I believe that the current criminal justice system is failing the victims of domestic abuse. We know that people experiencing domestic abuse often delay incidents of common assault to the police. Sometimes that is because they feel traumatised or unsafe and sometimes it may be because they have an ongoing relationship with the perpetrator.
However, because of the six-month time limit on charging summary common assault offences, by the time that people have the courage to come forward to speak to the police, they may be told that the charging time limit has passed and that there are no further opportunities for them to seek justice against their perpetrator. I fully support extending the time limit for bringing charges of domestic violence by victims of abuse.
My Opposition colleague, Yvette Cooper, tabled an amendment to the Police, Crime, Sentencing and Courts Bill which sought to enable the time limit for bringing summary proceedings for an offence of common assault or battery involving domestic abuse to be extended to two years.
In response to this amendment, on 5 July, the Home Office Minister said that the Government will look into the issue and return with a proposal at a later stage.

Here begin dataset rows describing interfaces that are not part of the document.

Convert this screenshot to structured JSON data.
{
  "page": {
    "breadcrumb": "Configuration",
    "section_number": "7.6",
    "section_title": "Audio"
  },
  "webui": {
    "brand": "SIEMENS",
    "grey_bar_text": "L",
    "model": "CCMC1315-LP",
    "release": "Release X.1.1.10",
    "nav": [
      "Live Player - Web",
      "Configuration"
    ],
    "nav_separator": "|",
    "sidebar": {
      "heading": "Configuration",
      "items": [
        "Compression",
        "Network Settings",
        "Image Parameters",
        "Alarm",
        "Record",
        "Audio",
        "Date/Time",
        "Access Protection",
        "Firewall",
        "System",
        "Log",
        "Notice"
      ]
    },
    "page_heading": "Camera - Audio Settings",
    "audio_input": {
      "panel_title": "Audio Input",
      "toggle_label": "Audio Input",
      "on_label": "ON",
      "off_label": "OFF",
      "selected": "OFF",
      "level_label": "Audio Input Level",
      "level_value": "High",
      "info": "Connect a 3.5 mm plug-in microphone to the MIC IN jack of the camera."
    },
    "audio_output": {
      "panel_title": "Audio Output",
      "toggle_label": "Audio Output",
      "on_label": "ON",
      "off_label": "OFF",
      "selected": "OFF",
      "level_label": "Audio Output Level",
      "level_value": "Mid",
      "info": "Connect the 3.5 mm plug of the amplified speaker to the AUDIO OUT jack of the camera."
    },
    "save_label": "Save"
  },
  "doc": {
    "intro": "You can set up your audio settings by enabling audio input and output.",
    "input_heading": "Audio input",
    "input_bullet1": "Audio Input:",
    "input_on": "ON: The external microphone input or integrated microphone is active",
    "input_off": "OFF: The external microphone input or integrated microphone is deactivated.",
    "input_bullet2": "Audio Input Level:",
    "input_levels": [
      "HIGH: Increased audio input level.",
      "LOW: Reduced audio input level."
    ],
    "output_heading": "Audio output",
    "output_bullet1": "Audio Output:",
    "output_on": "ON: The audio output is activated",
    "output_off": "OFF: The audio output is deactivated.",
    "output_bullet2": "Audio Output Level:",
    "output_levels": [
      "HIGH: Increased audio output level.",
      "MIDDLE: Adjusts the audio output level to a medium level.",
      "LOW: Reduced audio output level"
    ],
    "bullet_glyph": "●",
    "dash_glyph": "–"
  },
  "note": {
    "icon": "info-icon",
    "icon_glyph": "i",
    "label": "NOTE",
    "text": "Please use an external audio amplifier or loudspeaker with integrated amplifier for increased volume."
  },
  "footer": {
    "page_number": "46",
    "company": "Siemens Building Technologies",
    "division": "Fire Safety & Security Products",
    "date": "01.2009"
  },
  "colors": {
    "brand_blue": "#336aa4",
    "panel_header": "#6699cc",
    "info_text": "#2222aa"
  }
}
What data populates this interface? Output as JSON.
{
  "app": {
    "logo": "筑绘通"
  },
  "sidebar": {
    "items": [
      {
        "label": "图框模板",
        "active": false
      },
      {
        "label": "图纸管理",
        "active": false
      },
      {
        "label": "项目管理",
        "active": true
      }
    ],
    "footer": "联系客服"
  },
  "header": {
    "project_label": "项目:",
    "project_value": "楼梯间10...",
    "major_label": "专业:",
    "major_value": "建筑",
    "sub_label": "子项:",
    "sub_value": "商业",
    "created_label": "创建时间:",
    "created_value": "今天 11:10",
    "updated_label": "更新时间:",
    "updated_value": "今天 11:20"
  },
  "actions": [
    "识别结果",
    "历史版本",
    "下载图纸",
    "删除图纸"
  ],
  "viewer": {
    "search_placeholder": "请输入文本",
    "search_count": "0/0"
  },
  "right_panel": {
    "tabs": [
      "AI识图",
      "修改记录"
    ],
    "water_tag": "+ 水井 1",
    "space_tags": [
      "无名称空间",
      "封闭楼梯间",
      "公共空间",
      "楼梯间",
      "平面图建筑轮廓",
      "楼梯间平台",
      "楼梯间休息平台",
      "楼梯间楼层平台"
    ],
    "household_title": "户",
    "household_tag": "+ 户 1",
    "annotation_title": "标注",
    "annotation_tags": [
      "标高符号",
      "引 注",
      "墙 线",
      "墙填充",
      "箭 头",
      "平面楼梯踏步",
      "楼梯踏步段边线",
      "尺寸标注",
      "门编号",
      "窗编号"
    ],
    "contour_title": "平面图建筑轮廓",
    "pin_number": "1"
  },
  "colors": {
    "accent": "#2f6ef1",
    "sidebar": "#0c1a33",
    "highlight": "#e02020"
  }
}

This has been welcomed by the Domestic Abuse Commissioner. However, given the Government’s poor track record in this area, I am sceptical and will follow any developments closely.
In April, my Opposition Colleagues and I voted to place serial domestic abusers and stalkers on the current Violent and Sex Offender Register (Visor). However, the Government voted against this initiative and defeated it.
Regardless of whether it will be a Government-backed amendment or Yvette Cooper’s original amendment, I can assure you that I will support extending the time limit for bringing charges of domestic violence